PROBLEM TO WORK ON:
Scan the entries that follow and copy out every line containing "type".

• • • • • • •

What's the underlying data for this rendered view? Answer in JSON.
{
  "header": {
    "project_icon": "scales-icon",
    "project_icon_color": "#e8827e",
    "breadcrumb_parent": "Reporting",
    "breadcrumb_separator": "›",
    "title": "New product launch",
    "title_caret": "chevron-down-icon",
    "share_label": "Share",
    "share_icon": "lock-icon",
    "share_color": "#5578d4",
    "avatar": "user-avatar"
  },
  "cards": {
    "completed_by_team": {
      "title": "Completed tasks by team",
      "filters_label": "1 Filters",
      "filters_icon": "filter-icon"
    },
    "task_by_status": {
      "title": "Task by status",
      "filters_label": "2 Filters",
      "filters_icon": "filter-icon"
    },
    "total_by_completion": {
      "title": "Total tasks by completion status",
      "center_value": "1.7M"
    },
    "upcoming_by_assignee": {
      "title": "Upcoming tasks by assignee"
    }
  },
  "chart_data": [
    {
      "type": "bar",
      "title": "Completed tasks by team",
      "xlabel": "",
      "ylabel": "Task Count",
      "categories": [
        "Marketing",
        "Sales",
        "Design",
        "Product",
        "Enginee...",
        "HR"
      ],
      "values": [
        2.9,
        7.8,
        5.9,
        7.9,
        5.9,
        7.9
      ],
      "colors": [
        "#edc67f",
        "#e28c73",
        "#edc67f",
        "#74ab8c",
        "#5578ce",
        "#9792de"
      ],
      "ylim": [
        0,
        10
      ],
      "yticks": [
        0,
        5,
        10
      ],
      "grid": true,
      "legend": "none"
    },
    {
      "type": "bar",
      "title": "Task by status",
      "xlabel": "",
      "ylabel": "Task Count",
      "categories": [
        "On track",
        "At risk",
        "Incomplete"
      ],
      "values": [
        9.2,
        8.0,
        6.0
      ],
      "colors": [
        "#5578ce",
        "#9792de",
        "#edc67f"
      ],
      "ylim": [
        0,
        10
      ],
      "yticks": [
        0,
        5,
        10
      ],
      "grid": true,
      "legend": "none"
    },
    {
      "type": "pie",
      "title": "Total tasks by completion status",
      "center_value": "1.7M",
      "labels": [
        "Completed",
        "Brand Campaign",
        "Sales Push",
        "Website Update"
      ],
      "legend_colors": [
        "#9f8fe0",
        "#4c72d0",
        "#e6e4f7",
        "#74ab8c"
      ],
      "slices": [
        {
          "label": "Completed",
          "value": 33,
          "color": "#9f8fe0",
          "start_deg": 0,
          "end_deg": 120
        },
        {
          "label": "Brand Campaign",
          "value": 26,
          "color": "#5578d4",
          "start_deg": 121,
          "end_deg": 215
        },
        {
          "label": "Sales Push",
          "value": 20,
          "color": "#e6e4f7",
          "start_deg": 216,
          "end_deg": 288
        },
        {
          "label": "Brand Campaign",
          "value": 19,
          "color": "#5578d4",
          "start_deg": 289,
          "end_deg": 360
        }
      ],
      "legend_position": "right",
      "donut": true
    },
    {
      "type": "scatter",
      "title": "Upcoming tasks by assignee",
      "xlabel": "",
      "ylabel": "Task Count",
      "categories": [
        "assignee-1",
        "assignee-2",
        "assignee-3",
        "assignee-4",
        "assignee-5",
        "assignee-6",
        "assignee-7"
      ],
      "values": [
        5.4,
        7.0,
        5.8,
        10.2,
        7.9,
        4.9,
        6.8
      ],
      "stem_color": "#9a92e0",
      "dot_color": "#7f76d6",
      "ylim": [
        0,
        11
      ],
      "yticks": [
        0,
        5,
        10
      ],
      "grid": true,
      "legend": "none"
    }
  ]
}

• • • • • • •

SOLUTION:
      "type": "bar",
      "type": "bar",
      "type": "pie",
      "type": "scatter",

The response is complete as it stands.